An archive devoted to former University of Liverpool Head of Composition, James Wishart opens today to coincide with the Lunchtime Concert performance of his work, 23 songs for a Madwoman.
Housed in the University’s Special Collections and Archives, at the Sydney Jones Library, the James Wishart Archive contains all his compositions and should prove a rich resource for those interested in the music of the late 20th and early 21st centuries.
The cataloguing of James Wishart’s output was undertaken by Department of Music third year student, Ellie Pickles.
Ellie said: “James’ work can generally be seen as the continuation and development of modernism in music, as found in composers such as Luciano Berio, Morton Feldman and Peter Maxwell Davies.
“The music listed, and held in manuscript form in the library, is remarkable for its quantity, variety and quality. James Wishart’s music aims for clarity of communication rather than being a simple exploration of music theory.”
The archive launches today to coincide with the Lunchtime Concert performance of Wishart’s 23 Songs for a Mad Woman (2006); performed by Louise Ashcroft (vocals), the Royal Liverpool Philharmonic Orchestra’s (RLPO) Ensemble 10/10 and conductor, Clark Rundell.
Writing in 2006, James Wishart said his piece invites the audience to “imagine a slightly voyeuristic experience looking in on a scene in some kind of mental institution”.
Like Peter Maxwell Davies and his Eight Songs for a Mad King, Wishart does not clearly identify the protagonist of the work, although “you might conclude…that she is Margaret Thatcher”.
He writes: “Whichever way you interpret the dramatic situation, there is a clear degeneration during the 23 miniature movements of this work.
“Moments of clarity emerge, a recognisable personality takes shape, and then (elusively) it falls away from your grasp.
“Should you sympathise with this character?
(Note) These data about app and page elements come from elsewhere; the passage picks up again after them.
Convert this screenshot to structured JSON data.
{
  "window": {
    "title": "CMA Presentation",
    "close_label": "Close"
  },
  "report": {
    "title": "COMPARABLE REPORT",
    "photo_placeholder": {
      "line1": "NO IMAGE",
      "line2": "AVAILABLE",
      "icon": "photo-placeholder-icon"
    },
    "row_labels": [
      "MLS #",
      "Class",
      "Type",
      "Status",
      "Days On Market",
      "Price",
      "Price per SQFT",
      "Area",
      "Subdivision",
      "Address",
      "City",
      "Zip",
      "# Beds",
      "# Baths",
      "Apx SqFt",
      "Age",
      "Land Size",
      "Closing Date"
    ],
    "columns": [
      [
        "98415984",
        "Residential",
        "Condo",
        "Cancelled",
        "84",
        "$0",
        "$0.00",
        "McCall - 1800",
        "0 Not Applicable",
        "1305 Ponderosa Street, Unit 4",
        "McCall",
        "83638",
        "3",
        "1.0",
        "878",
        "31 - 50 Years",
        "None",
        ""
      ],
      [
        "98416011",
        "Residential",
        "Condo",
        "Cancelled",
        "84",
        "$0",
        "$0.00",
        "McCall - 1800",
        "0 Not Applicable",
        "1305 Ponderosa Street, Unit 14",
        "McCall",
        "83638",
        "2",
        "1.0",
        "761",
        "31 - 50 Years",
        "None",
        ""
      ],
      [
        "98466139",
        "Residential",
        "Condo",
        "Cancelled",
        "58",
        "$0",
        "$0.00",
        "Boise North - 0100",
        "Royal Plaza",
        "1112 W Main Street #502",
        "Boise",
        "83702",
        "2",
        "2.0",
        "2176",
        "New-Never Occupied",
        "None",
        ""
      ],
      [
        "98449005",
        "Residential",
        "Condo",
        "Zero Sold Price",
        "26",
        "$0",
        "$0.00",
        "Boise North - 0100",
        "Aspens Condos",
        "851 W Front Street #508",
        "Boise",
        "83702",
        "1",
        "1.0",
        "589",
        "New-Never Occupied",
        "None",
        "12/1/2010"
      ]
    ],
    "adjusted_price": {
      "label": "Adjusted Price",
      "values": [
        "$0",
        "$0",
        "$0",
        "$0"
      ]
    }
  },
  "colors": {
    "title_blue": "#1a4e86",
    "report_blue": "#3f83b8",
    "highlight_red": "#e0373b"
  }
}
This is very much up to you – but be careful, because you could so easily be deceived.”
James Wishart was a member of the music staff at University of Liverpool from 1980 to 2013, and was active as a composer, pianist, conductor and writer on music throughout that time.
He described himself as “capable of gratuitous insult and unsubtle smear”, calling his work “satire in the raw” that follows his interest in the “whole area of political drama expressed via music”.
James Wishart suffered a serious stroke in the autumn of 2013, suspending progress on planned future works.
The 23 Songs for a Madwoman was premiered by Louise Ashcroft and the RLPO’s Ensemble 10/10, conducted by Clark Rundell, in October 2016 to great acclaim.
This performance has been made possible through the University’s partnership with the Royal Liverpool Philharmonic.
To find out more, please visit https://manuscriptsandmore.liverpool.ac.uk/?p=3546